**Work item**: Output each record exactly, with nothing omitted.

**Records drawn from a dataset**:
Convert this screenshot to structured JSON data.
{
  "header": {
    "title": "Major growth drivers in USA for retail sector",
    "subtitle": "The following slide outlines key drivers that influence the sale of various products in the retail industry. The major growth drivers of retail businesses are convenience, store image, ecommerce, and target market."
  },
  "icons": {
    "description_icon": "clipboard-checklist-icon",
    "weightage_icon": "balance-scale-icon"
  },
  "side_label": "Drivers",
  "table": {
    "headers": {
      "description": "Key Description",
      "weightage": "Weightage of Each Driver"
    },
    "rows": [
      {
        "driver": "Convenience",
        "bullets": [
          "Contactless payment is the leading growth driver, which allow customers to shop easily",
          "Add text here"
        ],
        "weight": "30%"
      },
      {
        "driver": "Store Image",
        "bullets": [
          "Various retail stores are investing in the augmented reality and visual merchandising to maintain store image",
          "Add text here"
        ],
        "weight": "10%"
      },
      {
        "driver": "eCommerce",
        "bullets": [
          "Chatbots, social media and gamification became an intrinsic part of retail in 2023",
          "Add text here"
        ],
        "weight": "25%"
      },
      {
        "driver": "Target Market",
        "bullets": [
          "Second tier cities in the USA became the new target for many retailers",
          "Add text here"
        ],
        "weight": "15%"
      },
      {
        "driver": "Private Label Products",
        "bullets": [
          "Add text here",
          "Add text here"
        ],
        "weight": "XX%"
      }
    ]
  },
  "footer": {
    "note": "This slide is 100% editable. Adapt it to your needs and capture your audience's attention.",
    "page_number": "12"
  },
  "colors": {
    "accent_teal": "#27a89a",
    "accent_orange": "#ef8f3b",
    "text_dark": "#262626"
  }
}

**Expected answer**:
Convert this screenshot to structured JSON data.
{
  "header": {
    "title": "Major growth drivers in USA for retail sector",
    "subtitle": "The following slide outlines key drivers that influence the sale of various products in the retail industry. The major growth drivers of retail businesses are convenience, store image, ecommerce, and target market."
  },
  "icons": {
    "description_icon": "clipboard-checklist-icon",
    "weightage_icon": "balance-scale-icon"
  },
  "side_label": "Drivers",
  "table": {
    "headers": {
      "description": "Key Description",
      "weightage": "Weightage of Each Driver"
    },
    "rows": [
      {
        "driver": "Convenience",
        "bullets": [
          "Contactless payment is the leading growth driver, which allow customers to shop easily",
          "Add text here"
        ],
        "weight": "30%"
      },
      {
        "driver": "Store Image",
        "bullets": [
          "Various retail stores are investing in the augmented reality and visual merchandising to maintain store image",
          "Add text here"
        ],
        "weight": "10%"
      },
      {
        "driver": "eCommerce",
        "bullets": [
          "Chatbots, social media and gamification became an intrinsic part of retail in 2023",
          "Add text here"
        ],
        "weight": "25%"
      },
      {
        "driver": "Target Market",
        "bullets": [
          "Second tier cities in the USA became the new target for many retailers",
          "Add text here"
        ],
        "weight": "15%"
      },
      {
        "driver": "Private Label Products",
        "bullets": [
          "Add text here",
          "Add text here"
        ],
        "weight": "XX%"
      }
    ]
  },
  "footer": {
    "note": "This slide is 100% editable. Adapt it to your needs and capture your audience's attention.",
    "page_number": "12"
  },
  "colors": {
    "accent_teal": "#27a89a",
    "accent_orange": "#ef8f3b",
    "text_dark": "#262626"
  }
}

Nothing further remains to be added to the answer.